# What the exercise asks
Exclude the images, then return every line below exactly as written.

# Dataset
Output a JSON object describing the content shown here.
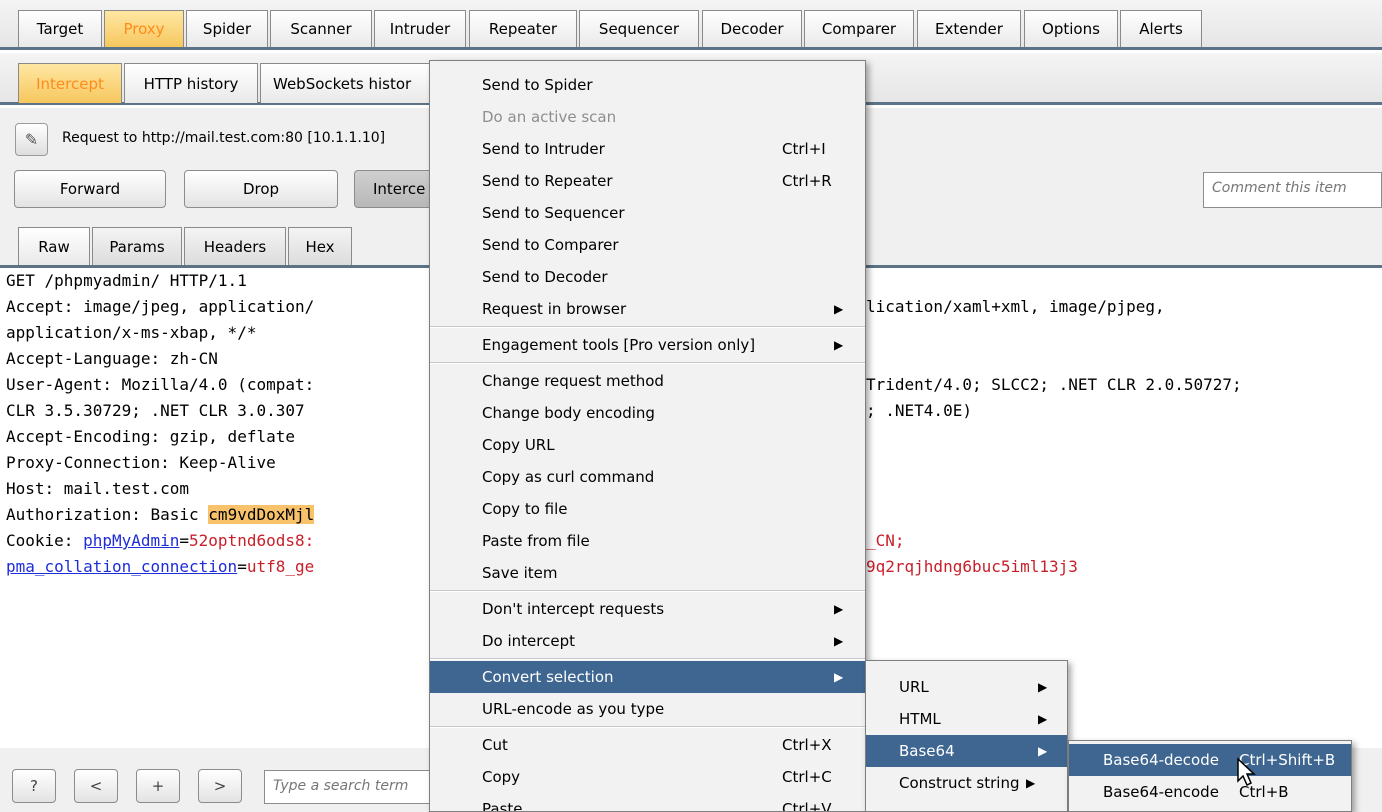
{
  "main_tabs": [
    {
      "label": "Target"
    },
    {
      "label": "Proxy"
    },
    {
      "label": "Spider"
    },
    {
      "label": "Scanner"
    },
    {
      "label": "Intruder"
    },
    {
      "label": "Repeater"
    },
    {
      "label": "Sequencer"
    },
    {
      "label": "Decoder"
    },
    {
      "label": "Comparer"
    },
    {
      "label": "Extender"
    },
    {
      "label": "Options"
    },
    {
      "label": "Alerts"
    }
  ],
  "proxy_tabs": [
    {
      "label": "Intercept"
    },
    {
      "label": "HTTP history"
    },
    {
      "label": "WebSockets histor"
    }
  ],
  "intercept": {
    "request_label": "Request to http://mail.test.com:80  [10.1.1.10]",
    "forward_label": "Forward",
    "drop_label": "Drop",
    "intercept_label": "Interce",
    "comment_placeholder": "Comment this item"
  },
  "view_tabs": [
    {
      "label": "Raw"
    },
    {
      "label": "Params"
    },
    {
      "label": "Headers"
    },
    {
      "label": "Hex"
    }
  ],
  "request": {
    "line1": "GET /phpmyadmin/ HTTP/1.1",
    "line2a": "Accept: image/jpeg, application/",
    "line2b": "lication/xaml+xml, image/pjpeg,",
    "line3": "application/x-ms-xbap, */*",
    "line4": "Accept-Language: zh-CN",
    "line5a": "User-Agent: Mozilla/4.0 (compat:",
    "line5b": "Trident/4.0; SLCC2; .NET CLR 2.0.50727;",
    "line6a": "CLR 3.5.30729; .NET CLR 3.0.307",
    "line6b": "; .NET4.0E)",
    "line7": "Accept-Encoding: gzip, deflate",
    "line8": "Proxy-Connection: Keep-Alive",
    "line9": "Host: mail.test.com",
    "auth_prefix": "Authorization: Basic ",
    "auth_value": "cm9vdDoxMjl",
    "cookie_prefix": "Cookie: ",
    "cookie_name": "phpMyAdmin",
    "cookie_eq": "=",
    "cookie_value": "52optnd6ods8:",
    "cookie_value_b": "_CN;",
    "pma_name": "pma_collation_connection",
    "pma_eq": "=",
    "pma_value": "utf8_ge",
    "pma_value_b": "9q2rqjhdng6buc5iml13j3"
  },
  "bottom": {
    "help_label": "?",
    "prev_label": "<",
    "add_label": "+",
    "next_label": ">",
    "search_placeholder": "Type a search term"
  },
  "context_menu": {
    "items": [
      {
        "label": "Send to Spider",
        "shortcut": "",
        "submenu": false
      },
      {
        "label": "Do an active scan",
        "shortcut": "",
        "submenu": false
      },
      {
        "label": "Send to Intruder",
        "shortcut": "Ctrl+I",
        "submenu": false
      },
      {
        "label": "Send to Repeater",
        "shortcut": "Ctrl+R",
        "submenu": false
      },
      {
        "label": "Send to Sequencer",
        "shortcut": "",
        "submenu": false
      },
      {
        "label": "Send to Comparer",
        "shortcut": "",
        "submenu": false
      },
      {
        "label": "Send to Decoder",
        "shortcut": "",
        "submenu": false
      },
      {
        "label": "Request in browser",
        "shortcut": "",
        "submenu": true
      },
      {
        "label": "Engagement tools [Pro version only]",
        "shortcut": "",
        "submenu": true
      },
      {
        "label": "Change request method",
        "shortcut": "",
        "submenu": false
      },
      {
        "label": "Change body encoding",
        "shortcut": "",
        "submenu": false
      },
      {
        "label": "Copy URL",
        "shortcut": "",
        "submenu": false
      },
      {
        "label": "Copy as curl command",
        "shortcut": "",
        "submenu": false
      },
      {
        "label": "Copy to file",
        "shortcut": "",
        "submenu": false
      },
      {
        "label": "Paste from file",
        "shortcut": "",
        "submenu": false
      },
      {
        "label": "Save item",
        "shortcut": "",
        "submenu": false
      },
      {
        "label": "Don't intercept requests",
        "shortcut": "",
        "submenu": true
      },
      {
        "label": "Do intercept",
        "shortcut": "",
        "submenu": true
      },
      {
        "label": "Convert selection",
        "shortcut": "",
        "submenu": true
      },
      {
        "label": "URL-encode as you type",
        "shortcut": "",
        "submenu": false
      },
      {
        "label": "Cut",
        "shortcut": "Ctrl+X",
        "submenu": false
      },
      {
        "label": "Copy",
        "shortcut": "Ctrl+C",
        "submenu": false
      },
      {
        "label": "Paste",
        "shortcut": "Ctrl+V",
        "submenu": false
      }
    ],
    "arrow": "▶"
  },
  "convert_submenu": {
    "items": [
      {
        "label": "URL"
      },
      {
        "label": "HTML"
      },
      {
        "label": "Base64"
      },
      {
        "label": "Construct string"
      }
    ]
  },
  "base64_submenu": {
    "items": [
      {
        "label": "Base64-decode",
        "shortcut": "Ctrl+Shift+B"
      },
      {
        "label": "Base64-encode",
        "shortcut": "Ctrl+B"
      }
    ]
  },
  "colors": {
    "accent_orange": "#ff8c1a",
    "selection_blue": "#3e6690",
    "tab_border_blue": "#5b7287",
    "highlight": "#f8c26b"
  }
}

# Result
Output a JSON object describing the content shown here.
{
  "main_tabs": [
    {
      "label": "Target"
    },
    {
      "label": "Proxy"
    },
    {
      "label": "Spider"
    },
    {
      "label": "Scanner"
    },
    {
      "label": "Intruder"
    },
    {
      "label": "Repeater"
    },
    {
      "label": "Sequencer"
    },
    {
      "label": "Decoder"
    },
    {
      "label": "Comparer"
    },
    {
      "label": "Extender"
    },
    {
      "label": "Options"
    },
    {
      "label": "Alerts"
    }
  ],
  "proxy_tabs": [
    {
      "label": "Intercept"
    },
    {
      "label": "HTTP history"
    },
    {
      "label": "WebSockets histor"
    }
  ],
  "intercept": {
    "request_label": "Request to http://mail.test.com:80  [10.1.1.10]",
    "forward_label": "Forward",
    "drop_label": "Drop",
    "intercept_label": "Interce",
    "comment_placeholder": "Comment this item"
  },
  "view_tabs": [
    {
      "label": "Raw"
    },
    {
      "label": "Params"
    },
    {
      "label": "Headers"
    },
    {
      "label": "Hex"
    }
  ],
  "request": {
    "line1": "GET /phpmyadmin/ HTTP/1.1",
    "line2a": "Accept: image/jpeg, application/",
    "line2b": "lication/xaml+xml, image/pjpeg,",
    "line3": "application/x-ms-xbap, */*",
    "line4": "Accept-Language: zh-CN",
    "line5a": "User-Agent: Mozilla/4.0 (compat:",
    "line5b": "Trident/4.0; SLCC2; .NET CLR 2.0.50727;",
    "line6a": "CLR 3.5.30729; .NET CLR 3.0.307",
    "line6b": "; .NET4.0E)",
    "line7": "Accept-Encoding: gzip, deflate",
    "line8": "Proxy-Connection: Keep-Alive",
    "line9": "Host: mail.test.com",
    "auth_prefix": "Authorization: Basic ",
    "auth_value": "cm9vdDoxMjl",
    "cookie_prefix": "Cookie: ",
    "cookie_name": "phpMyAdmin",
    "cookie_eq": "=",
    "cookie_value": "52optnd6ods8:",
    "cookie_value_b": "_CN;",
    "pma_name": "pma_collation_connection",
    "pma_eq": "=",
    "pma_value": "utf8_ge",
    "pma_value_b": "9q2rqjhdng6buc5iml13j3"
  },
  "bottom": {
    "help_label": "?",
    "prev_label": "<",
    "add_label": "+",
    "next_label": ">",
    "search_placeholder": "Type a search term"
  },
  "context_menu": {
    "items": [
      {
        "label": "Send to Spider",
        "shortcut": "",
        "submenu": false
      },
      {
        "label": "Do an active scan",
        "shortcut": "",
        "submenu": false
      },
      {
        "label": "Send to Intruder",
        "shortcut": "Ctrl+I",
        "submenu": false
      },
      {
        "label": "Send to Repeater",
        "shortcut": "Ctrl+R",
        "submenu": false
      },
      {
        "label": "Send to Sequencer",
        "shortcut": "",
        "submenu": false
      },
      {
        "label": "Send to Comparer",
        "shortcut": "",
        "submenu": false
      },
      {
        "label": "Send to Decoder",
        "shortcut": "",
        "submenu": false
      },
      {
        "label": "Request in browser",
        "shortcut": "",
        "submenu": true
      },
      {
        "label": "Engagement tools [Pro version only]",
        "shortcut": "",
        "submenu": true
      },
      {
        "label": "Change request method",
        "shortcut": "",
        "submenu": false
      },
      {
        "label": "Change body encoding",
        "shortcut": "",
        "submenu": false
      },
      {
        "label": "Copy URL",
        "shortcut": "",
        "submenu": false
      },
      {
        "label": "Copy as curl command",
        "shortcut": "",
        "submenu": false
      },
      {
        "label": "Copy to file",
        "shortcut": "",
        "submenu": false
      },
      {
        "label": "Paste from file",
        "shortcut": "",
        "submenu": false
      },
      {
        "label": "Save item",
        "shortcut": "",
        "submenu": false
      },
      {
        "label": "Don't intercept requests",
        "shortcut": "",
        "submenu": true
      },
      {
        "label": "Do intercept",
        "shortcut": "",
        "submenu": true
      },
      {
        "label": "Convert selection",
        "shortcut": "",
        "submenu": true
      },
      {
        "label": "URL-encode as you type",
        "shortcut": "",
        "submenu": false
      },
      {
        "label": "Cut",
        "shortcut": "Ctrl+X",
        "submenu": false
      },
      {
        "label": "Copy",
        "shortcut": "Ctrl+C",
        "submenu": false
      },
      {
        "label": "Paste",
        "shortcut": "Ctrl+V",
        "submenu": false
      }
    ],
    "arrow": "▶"
  },
  "convert_submenu": {
    "items": [
      {
        "label": "URL"
      },
      {
        "label": "HTML"
      },
      {
        "label": "Base64"
      },
      {
        "label": "Construct string"
      }
    ]
  },
  "base64_submenu": {
    "items": [
      {
        "label": "Base64-decode",
        "shortcut": "Ctrl+Shift+B"
      },
      {
        "label": "Base64-encode",
        "shortcut": "Ctrl+B"
      }
    ]
  },
  "colors": {
    "accent_orange": "#ff8c1a",
    "selection_blue": "#3e6690",
    "tab_border_blue": "#5b7287",
    "highlight": "#f8c26b"
  }
}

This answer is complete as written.